This graph shows how badly German cities were hit by Allied bombing raids.

Image: G.W. Harmssen, Reparationen, Sozialprodukt, Lebensstandard (1947), in Deutsche Geschichte in Dokumenten und Bildern.
  • Despite Göring's assurances they wouldn't get through, Allied bombers rained destruction on Germany in World War II.
  • This 1947 map takes stock of the devastation: Berlin and Hamburg half destroyed, some smaller cities wiped out.
  • The history of the air war over Germany is a chilling reminder of the peculiar horror of mechanized warfare.
Keep reading Show less

Secret bunker from WWII found in Scotland

Winston Churchill had a secret army, and bunkers like this would have hidden them during a German invasion.

Image: © FLS/AOC Archaeology
  • Scottish foresters have recently stumbled on a hidden bunker dating back to WWII.
  • It is one of hundreds of bunkers designed to hide a secret guerrilla army in the event of a German invasion.
  • For the sake of protecting the site, its precise location will not be made public.
Keep reading Show less

Persistence, Not Genius, Is the Reason We Know Einstein’s Name

In 1905, Albert Einstein's mother thought he was a genius, his sister thought he was a genius, his father thought he was a genius – but that was about it, says author David Bodanis.

Einstein had three great character traits. "I might not be more skilled than other scientists," he liked to say, "but I have the persistence of a mule." If he built a house of cards and it came crashing down, young Einstein would exhale and start again, says biographer David Bodanis.
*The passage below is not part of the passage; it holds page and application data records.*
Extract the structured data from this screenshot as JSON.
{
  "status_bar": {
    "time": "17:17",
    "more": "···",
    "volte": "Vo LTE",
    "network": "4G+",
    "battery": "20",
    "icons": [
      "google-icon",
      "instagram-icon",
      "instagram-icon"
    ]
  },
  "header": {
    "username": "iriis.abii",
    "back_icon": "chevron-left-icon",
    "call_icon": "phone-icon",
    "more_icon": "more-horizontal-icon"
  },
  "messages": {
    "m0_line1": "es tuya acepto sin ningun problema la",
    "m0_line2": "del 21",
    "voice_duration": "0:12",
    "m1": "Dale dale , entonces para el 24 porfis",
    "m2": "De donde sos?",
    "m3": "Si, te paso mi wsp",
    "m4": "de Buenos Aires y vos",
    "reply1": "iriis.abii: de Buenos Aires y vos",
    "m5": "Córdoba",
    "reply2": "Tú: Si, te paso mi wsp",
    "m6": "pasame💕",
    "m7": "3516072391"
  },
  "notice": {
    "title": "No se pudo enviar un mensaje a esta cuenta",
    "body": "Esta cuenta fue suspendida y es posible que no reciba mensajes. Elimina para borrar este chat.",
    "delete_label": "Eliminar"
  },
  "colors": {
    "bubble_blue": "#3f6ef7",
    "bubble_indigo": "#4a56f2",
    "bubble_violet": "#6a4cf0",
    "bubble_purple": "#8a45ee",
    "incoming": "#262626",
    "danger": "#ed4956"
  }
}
He languished for many years in a patent office in Switzerland, unable to get a job as a high-school teacher, while in the top drawer of his desk were four recently completed papers – two of which were Special Relativity and E=mc2. He pressed on with his work until people noticed. Secondly, Einstein had a thick skin. One bad whisper can shatter most mere mortals, but in 1920 there was an anti-Einstein rally at the Opera House in Berlin, where people opposed to "Jewish science". Later still, in 1933, highly educated students from Göttingen, one of the greatest university in the world at the time, burned his books. Thirdly, he was inherently noble. He had a great conscience for his fellow humans, and used a huge amount of his income and other raised money to get people out of Germany and safely to America. Despite having thick skin, he was not callous – he had great sensitivity for humanity as a whole. Though the FBI did not let him be part of the team that built the atom bomb, Einstein’s work paved the way for the technology. When he heard the U.S. had dropped the bomb on Japan, he was grief stricken, and said "If I had known I wouldn't have lifted a finger." David Bodanis' most recent book is Einstein’s Greatest Mistake.

Keep reading Show less
Quantcast